    --name <your-unique-queue-name>

Let’s do a code change. Open your WebAPI project and add the following NuGet packages:

dotnet add package Microsoft.Azure.ServiceBus
dotnet restore

Then, open the OrderService.cs file and add the following code:

public class OrderService : IOrderService
    // Other Methods

    private async Task SendMessageToWarehouse(Order order)
        // Add Azure Service Bus
        var serviceBusConnectionString = _configuration["eshop-servicebus"];
        var queue = "orders-queue";
        var client = new ServiceBusClient(serviceBusConnectionString);

        var sender = client.CreateSender(queue);

        //Array order details (item&nbsp;Id, quantity)&nbsp;as a JSON string
        var data = this._orderItems.Select(x => new
            Quantity = x.Units
        var orderSerialized = Newtonsoft.Json.JsonConvert.SerializeObject(data);
        var message = new ServiceBusMessage(orderSerialized);

        await sender.SendMessageAsync(message);


Now, I am going to save the secret in the Key Vault. You can create a secret using the Azure CLI:

az keyvault secret set \
    --name eshop-servicebus \
    --value "Endpoint=sb://<your-unique-service-bus-name>;SharedAccessKeyName=RootManageSharedAccessKey;SharedAccessKey=<your-unique-service-bus-key>" \
    --vault-name <your-unique-keyvault-name>

Now, we need to add the Service Bus connection string to the app settings. Open the appsettings.json file and add the following code:

  "ServiceBus": {
    "ConnectionString": "Endpoint=sb://<your-unique-service-bus-name>;SharedAccessKeyName=RootManageSharedAccessKey;SharedAccessKey=<your-unique-service-bus-key>"

Let’s test locally. To do that, after we run the eShopOnWeb web application, create a new order, you will see the order message at Azure Service bus queue.

Now, let’s create the Azure Function using Visual Studio. This function is going to get the queue item and convert it into a txt file. Then, let’s upload the file into a Azure Blob Storage.

using System;
using Azure.Storage.Blobs;
using System.IO;
using Microsoft.Azure.WebJobs;
using Microsoft.Extensions.Logging;
using Newtonsoft.Json;

namespace eshop_functions
    public class OrderItemsReserverBus
        public void Run([ServiceBusTrigger("orders-queue", Connection = "ServiceBusConnectionString")]string myQueueItem, ILogger log)
            log.LogInformation($"C# ServiceBus queue trigger function processed message: {myQueueItem}");
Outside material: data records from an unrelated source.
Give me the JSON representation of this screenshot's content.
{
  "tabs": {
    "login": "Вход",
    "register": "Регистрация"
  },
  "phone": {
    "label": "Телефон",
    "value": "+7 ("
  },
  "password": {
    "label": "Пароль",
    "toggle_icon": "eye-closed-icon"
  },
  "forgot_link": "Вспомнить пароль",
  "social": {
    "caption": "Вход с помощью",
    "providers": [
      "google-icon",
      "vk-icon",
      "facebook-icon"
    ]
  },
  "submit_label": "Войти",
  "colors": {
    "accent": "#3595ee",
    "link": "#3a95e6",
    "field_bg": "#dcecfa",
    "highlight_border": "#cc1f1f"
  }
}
            string Connection = Environment.GetEnvironmentVariable("AzureWebJobsStorage");
            string containerName = Environment.GetEnvironmentVariable("ContainerName");
            string fileName = $"{Guid.NewGuid()}.txt";
            string fileContent = JsonConvert.SerializeObject(myQueueItem);
            Stream myBlob = new MemoryStream();

            // Write the data to the outputBlob stream
            StreamWriter streamWriter = new StreamWriter(myBlob);
            myBlob.Position = 0;

            BlobContainerClient container = new BlobContainerClient(Connection, containerName);
            BlobClient blob = container.GetBlobClient(fileName);

    "IsEncrypted": false,
    "Values": {
        "AzureWebJobsStorage": "DefaultEndpointsProtocol=https;AccountName=eshopstoragefunc;AccountKey=<your-webstorage-id>;",
        "ContainerName": "file-upload", // Container name
        "FUNCTIONS_WORKER_RUNTIME": "dotnet",
        "ServiceBusConnectionString": "Endpoint=sb://<your-unique-service-bus-name>;SharedAccessKeyName=RootManageSharedAccessKey;SharedAccessKey=<your-unique-service-bus-key>"

Now, let’s deploy the the Web App and the Azure Function. But before testing, we need to connect the webapp with the keyvault created.

So, you need to enable the managed identity. It can be easily done using the Azure CLI:

az webapp identity assign \
    --resource-group [sandbox resource group name] \
    --name <your-unique-app-name>

After creating it, get the principalId and with it, grant access to our keyvault:

az keyvault set-policy \
    --name <your-unique-keyvault-name> \
    --object-id <your-app-principal-id> \
    --secret-permissions get list

Now, you can test the app again and it should work.

Now, let’s check the Azure Function, and see if there is any execution.

Let’s check if the file has been uploaded into the Azure Blob Storage

And let’s open the file.